[Component data from apps and pages]

━━━

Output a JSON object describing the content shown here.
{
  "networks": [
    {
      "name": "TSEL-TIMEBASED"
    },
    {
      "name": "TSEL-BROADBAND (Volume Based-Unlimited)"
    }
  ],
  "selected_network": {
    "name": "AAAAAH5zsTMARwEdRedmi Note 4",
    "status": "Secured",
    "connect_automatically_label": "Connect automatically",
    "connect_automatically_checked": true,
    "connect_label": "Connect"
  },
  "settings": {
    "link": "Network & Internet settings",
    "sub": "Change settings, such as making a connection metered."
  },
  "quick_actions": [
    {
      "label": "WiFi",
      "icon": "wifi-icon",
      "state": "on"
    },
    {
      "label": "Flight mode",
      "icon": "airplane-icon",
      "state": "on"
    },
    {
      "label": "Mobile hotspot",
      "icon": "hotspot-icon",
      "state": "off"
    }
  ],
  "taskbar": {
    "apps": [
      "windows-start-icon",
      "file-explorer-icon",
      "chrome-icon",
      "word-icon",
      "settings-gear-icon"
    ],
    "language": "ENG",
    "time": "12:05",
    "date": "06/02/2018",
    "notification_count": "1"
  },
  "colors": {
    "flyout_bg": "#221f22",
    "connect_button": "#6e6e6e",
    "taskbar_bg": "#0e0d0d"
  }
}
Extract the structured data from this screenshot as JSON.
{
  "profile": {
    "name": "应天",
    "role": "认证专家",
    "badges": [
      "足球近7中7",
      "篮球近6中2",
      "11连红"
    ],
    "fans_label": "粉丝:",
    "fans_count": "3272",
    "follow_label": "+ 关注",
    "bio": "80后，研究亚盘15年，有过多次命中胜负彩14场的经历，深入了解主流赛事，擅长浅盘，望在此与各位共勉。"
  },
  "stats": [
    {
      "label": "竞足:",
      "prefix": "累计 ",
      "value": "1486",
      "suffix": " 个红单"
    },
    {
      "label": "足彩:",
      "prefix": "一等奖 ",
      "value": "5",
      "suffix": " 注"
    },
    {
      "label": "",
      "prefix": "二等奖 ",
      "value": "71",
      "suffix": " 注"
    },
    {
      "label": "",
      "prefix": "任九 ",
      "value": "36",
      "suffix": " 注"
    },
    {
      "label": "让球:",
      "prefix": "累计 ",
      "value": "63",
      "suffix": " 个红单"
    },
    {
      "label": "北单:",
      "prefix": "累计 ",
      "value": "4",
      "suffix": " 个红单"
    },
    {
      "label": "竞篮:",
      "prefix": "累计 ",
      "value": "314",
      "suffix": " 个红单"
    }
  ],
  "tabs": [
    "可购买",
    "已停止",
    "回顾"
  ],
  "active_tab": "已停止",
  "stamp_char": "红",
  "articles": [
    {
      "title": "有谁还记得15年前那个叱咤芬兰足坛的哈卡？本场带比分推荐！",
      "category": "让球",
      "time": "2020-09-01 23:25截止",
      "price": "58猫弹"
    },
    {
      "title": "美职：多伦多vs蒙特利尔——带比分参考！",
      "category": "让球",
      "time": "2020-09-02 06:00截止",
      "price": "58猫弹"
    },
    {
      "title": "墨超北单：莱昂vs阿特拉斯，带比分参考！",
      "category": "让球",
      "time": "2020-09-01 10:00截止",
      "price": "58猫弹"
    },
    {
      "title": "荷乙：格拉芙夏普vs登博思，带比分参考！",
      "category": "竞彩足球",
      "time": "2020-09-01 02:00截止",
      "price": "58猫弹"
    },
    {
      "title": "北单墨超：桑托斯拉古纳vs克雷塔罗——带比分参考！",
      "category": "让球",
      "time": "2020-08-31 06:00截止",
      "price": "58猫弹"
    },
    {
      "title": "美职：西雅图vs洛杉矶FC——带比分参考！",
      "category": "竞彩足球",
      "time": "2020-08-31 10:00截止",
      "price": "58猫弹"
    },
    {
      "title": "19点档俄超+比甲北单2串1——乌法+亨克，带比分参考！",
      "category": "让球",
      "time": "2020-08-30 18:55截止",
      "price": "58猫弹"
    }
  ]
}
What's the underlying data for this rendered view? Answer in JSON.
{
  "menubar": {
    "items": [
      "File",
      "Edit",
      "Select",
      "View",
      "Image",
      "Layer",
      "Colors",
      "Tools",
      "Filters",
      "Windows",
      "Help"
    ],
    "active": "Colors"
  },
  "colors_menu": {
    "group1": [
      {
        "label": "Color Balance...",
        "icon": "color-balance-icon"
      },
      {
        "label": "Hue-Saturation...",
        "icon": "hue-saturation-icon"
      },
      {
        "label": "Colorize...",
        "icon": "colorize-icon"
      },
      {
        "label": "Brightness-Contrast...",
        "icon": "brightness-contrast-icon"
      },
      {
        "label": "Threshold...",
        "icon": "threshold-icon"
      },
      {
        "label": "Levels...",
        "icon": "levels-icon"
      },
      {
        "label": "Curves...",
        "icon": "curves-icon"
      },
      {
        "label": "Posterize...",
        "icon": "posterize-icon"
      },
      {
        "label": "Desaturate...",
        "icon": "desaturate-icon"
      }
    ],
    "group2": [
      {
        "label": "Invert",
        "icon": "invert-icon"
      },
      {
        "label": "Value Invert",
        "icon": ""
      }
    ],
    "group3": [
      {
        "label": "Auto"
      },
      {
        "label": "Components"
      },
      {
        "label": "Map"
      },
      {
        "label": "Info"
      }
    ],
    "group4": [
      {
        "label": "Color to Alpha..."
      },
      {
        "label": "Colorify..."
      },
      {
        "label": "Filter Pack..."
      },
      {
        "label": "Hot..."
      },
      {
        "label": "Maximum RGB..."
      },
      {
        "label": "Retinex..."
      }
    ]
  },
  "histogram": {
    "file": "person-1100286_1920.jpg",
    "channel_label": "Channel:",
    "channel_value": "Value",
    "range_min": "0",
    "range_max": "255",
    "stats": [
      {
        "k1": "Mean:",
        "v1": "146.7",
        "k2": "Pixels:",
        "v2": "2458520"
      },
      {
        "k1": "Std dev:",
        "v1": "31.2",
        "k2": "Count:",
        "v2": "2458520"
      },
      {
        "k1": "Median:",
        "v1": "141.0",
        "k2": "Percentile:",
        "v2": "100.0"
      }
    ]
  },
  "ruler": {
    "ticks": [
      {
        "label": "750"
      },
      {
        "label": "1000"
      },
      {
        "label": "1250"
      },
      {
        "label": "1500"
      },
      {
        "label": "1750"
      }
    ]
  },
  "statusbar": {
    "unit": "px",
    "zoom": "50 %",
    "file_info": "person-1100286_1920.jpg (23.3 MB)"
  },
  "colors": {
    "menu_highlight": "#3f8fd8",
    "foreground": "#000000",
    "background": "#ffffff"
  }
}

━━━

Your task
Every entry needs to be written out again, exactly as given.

Result of this task
Output a JSON object describing the content shown here.
{
  "networks": [
    {
      "name": "TSEL-TIMEBASED"
    },
    {
      "name": "TSEL-BROADBAND (Volume Based-Unlimited)"
    }
  ],
  "selected_network": {
    "name": "AAAAAH5zsTMARwEdRedmi Note 4",
    "status": "Secured",
    "connect_automatically_label": "Connect automatically",
    "connect_automatically_checked": true,
    "connect_label": "Connect"
  },
  "settings": {
    "link": "Network & Internet settings",
    "sub": "Change settings, such as making a connection metered."
  },
  "quick_actions": [
    {
      "label": "WiFi",
      "icon": "wifi-icon",
      "state": "on"
    },
    {
      "label": "Flight mode",
      "icon": "airplane-icon",
      "state": "on"
    },
    {
      "label": "Mobile hotspot",
      "icon": "hotspot-icon",
      "state": "off"
    }
  ],
  "taskbar": {
    "apps": [
      "windows-start-icon",
      "file-explorer-icon",
      "chrome-icon",
      "word-icon",
      "settings-gear-icon"
    ],
    "language": "ENG",
    "time": "12:05",
    "date": "06/02/2018",
    "notification_count": "1"
  },
  "colors": {
    "flyout_bg": "#221f22",
    "connect_button": "#6e6e6e",
    "taskbar_bg": "#0e0d0d"
  }
}
Extract the structured data from this screenshot as JSON.
{
  "profile": {
    "name": "应天",
    "role": "认证专家",
    "badges": [
      "足球近7中7",
      "篮球近6中2",
      "11连红"
    ],
    "fans_label": "粉丝:",
    "fans_count": "3272",
    "follow_label": "+ 关注",
    "bio": "80后，研究亚盘15年，有过多次命中胜负彩14场的经历，深入了解主流赛事，擅长浅盘，望在此与各位共勉。"
  },
  "stats": [
    {
      "label": "竞足:",
      "prefix": "累计 ",
      "value": "1486",
      "suffix": " 个红单"
    },
    {
      "label": "足彩:",
      "prefix": "一等奖 ",
      "value": "5",
      "suffix": " 注"
    },
    {
      "label": "",
      "prefix": "二等奖 ",
      "value": "71",
      "suffix": " 注"
    },
    {
      "label": "",
      "prefix": "任九 ",
      "value": "36",
      "suffix": " 注"
    },
    {
      "label": "让球:",
      "prefix": "累计 ",
      "value": "63",
      "suffix": " 个红单"
    },
    {
      "label": "北单:",
      "prefix": "累计 ",
      "value": "4",
      "suffix": " 个红单"
    },
    {
      "label": "竞篮:",
      "prefix": "累计 ",
      "value": "314",
      "suffix": " 个红单"
    }
  ],
  "tabs": [
    "可购买",
    "已停止",
    "回顾"
  ],
  "active_tab": "已停止",
  "stamp_char": "红",
  "articles": [
    {
      "title": "有谁还记得15年前那个叱咤芬兰足坛的哈卡？本场带比分推荐！",
      "category": "让球",
      "time": "2020-09-01 23:25截止",
      "price": "58猫弹"
    },
    {
      "title": "美职：多伦多vs蒙特利尔——带比分参考！",
      "category": "让球",
      "time": "2020-09-02 06:00截止",
      "price": "58猫弹"
    },
    {
      "title": "墨超北单：莱昂vs阿特拉斯，带比分参考！",
      "category": "让球",
      "time": "2020-09-01 10:00截止",
      "price": "58猫弹"
    },
    {
      "title": "荷乙：格拉芙夏普vs登博思，带比分参考！",
      "category": "竞彩足球",
      "time": "2020-09-01 02:00截止",
      "price": "58猫弹"
    },
    {
      "title": "北单墨超：桑托斯拉古纳vs克雷塔罗——带比分参考！",
      "category": "让球",
      "time": "2020-08-31 06:00截止",
      "price": "58猫弹"
    },
    {
      "title": "美职：西雅图vs洛杉矶FC——带比分参考！",
      "category": "竞彩足球",
      "time": "2020-08-31 10:00截止",
      "price": "58猫弹"
    },
    {
      "title": "19点档俄超+比甲北单2串1——乌法+亨克，带比分参考！",
      "category": "让球",
      "time": "2020-08-30 18:55截止",
      "price": "58猫弹"
    }
  ]
}
What's the underlying data for this rendered view? Answer in JSON.
{
  "menubar": {
    "items": [
      "File",
      "Edit",
      "Select",
      "View",
      "Image",
      "Layer",
      "Colors",
      "Tools",
      "Filters",
      "Windows",
      "Help"
    ],
    "active": "Colors"
  },
  "colors_menu": {
    "group1": [
      {
        "label": "Color Balance...",
        "icon": "color-balance-icon"
      },
      {
        "label": "Hue-Saturation...",
        "icon": "hue-saturation-icon"
      },
      {
        "label": "Colorize...",
        "icon": "colorize-icon"
      },
      {
        "label": "Brightness-Contrast...",
        "icon": "brightness-contrast-icon"
      },
      {
        "label": "Threshold...",
        "icon": "threshold-icon"
      },
      {
        "label": "Levels...",
        "icon": "levels-icon"
      },
      {
        "label": "Curves...",
        "icon": "curves-icon"
      },
      {
        "label": "Posterize...",
        "icon": "posterize-icon"
      },
      {
        "label": "Desaturate...",
        "icon": "desaturate-icon"
      }
    ],
    "group2": [
      {
        "label": "Invert",
        "icon": "invert-icon"
      },
      {
        "label": "Value Invert",
        "icon": ""
      }
    ],
    "group3": [
      {
        "label": "Auto"
      },
      {
        "label": "Components"
      },
      {
        "label": "Map"
      },
      {
        "label": "Info"
      }
    ],
    "group4": [
      {
        "label": "Color to Alpha..."
      },
      {
        "label": "Colorify..."
      },
      {
        "label": "Filter Pack..."
      },
      {
        "label": "Hot..."
      },
      {
        "label": "Maximum RGB..."
      },
      {
        "label": "Retinex..."
      }
    ]
  },
  "histogram": {
    "file": "person-1100286_1920.jpg",
    "channel_label": "Channel:",
    "channel_value": "Value",
    "range_min": "0",
    "range_max": "255",
    "stats": [
      {
        "k1": "Mean:",
        "v1": "146.7",
        "k2": "Pixels:",
        "v2": "2458520"
      },
      {
        "k1": "Std dev:",
        "v1": "31.2",
        "k2": "Count:",
        "v2": "2458520"
      },
      {
        "k1": "Median:",
        "v1": "141.0",
        "k2": "Percentile:",
        "v2": "100.0"
      }
    ]
  },
  "ruler": {
    "ticks": [
      {
        "label": "750"
      },
      {
        "label": "1000"
      },
      {
        "label": "1250"
      },
      {
        "label": "1500"
      },
      {
        "label": "1750"
      }
    ]
  },
  "statusbar": {
    "unit": "px",
    "zoom": "50 %",
    "file_info": "person-1100286_1920.jpg (23.3 MB)"
  },
  "colors": {
    "menu_highlight": "#3f8fd8",
    "foreground": "#000000",
    "background": "#ffffff"
  }
}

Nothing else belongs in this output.